* [What you should do]
Keep only the lines that hold the string "desc", filtering out the rest of the entries below.
--- START ---
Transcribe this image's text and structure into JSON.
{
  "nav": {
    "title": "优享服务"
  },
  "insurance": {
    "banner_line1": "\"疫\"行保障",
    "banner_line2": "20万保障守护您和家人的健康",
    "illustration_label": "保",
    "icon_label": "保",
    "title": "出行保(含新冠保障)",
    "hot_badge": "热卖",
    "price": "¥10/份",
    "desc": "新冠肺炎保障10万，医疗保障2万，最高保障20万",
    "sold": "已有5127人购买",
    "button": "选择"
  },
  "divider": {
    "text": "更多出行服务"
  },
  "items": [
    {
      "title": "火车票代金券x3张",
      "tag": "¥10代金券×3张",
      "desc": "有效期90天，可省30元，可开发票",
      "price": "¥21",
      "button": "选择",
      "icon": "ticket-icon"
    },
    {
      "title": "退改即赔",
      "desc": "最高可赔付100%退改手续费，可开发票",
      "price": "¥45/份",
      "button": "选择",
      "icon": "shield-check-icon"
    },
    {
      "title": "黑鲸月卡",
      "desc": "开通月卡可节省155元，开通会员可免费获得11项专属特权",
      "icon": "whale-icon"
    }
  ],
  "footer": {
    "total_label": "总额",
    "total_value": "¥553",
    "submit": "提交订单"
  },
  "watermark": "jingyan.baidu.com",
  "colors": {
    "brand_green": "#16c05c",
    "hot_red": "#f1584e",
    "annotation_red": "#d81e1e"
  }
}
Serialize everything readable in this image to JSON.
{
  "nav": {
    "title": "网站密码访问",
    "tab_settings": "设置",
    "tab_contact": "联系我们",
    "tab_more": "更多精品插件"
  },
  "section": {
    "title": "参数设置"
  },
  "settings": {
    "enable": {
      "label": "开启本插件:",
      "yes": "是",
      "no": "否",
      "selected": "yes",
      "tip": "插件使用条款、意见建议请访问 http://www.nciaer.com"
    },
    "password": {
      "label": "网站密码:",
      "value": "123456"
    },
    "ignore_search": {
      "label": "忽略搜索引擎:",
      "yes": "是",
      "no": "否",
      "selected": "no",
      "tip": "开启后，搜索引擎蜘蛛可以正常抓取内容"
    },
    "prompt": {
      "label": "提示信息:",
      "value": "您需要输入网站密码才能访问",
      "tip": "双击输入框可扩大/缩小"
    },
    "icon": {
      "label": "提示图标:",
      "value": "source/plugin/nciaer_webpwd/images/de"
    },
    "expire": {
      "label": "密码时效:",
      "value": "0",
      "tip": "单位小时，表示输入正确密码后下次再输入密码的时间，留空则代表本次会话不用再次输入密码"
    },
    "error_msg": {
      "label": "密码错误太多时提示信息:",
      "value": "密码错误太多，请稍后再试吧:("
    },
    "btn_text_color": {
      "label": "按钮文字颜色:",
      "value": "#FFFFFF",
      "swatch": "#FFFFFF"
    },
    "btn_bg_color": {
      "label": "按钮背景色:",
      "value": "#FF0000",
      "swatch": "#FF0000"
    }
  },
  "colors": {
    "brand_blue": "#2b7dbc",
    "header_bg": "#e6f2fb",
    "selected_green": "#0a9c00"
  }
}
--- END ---
* [Solution]
    "desc": "新冠肺炎保障10万，医疗保障2万，最高保障20万",
      "desc": "有效期90天，可省30元，可开发票",
      "desc": "最高可赔付100%退改手续费，可开发票",
      "desc": "开通月卡可节省155元，开通会员可免费获得11项专属特权",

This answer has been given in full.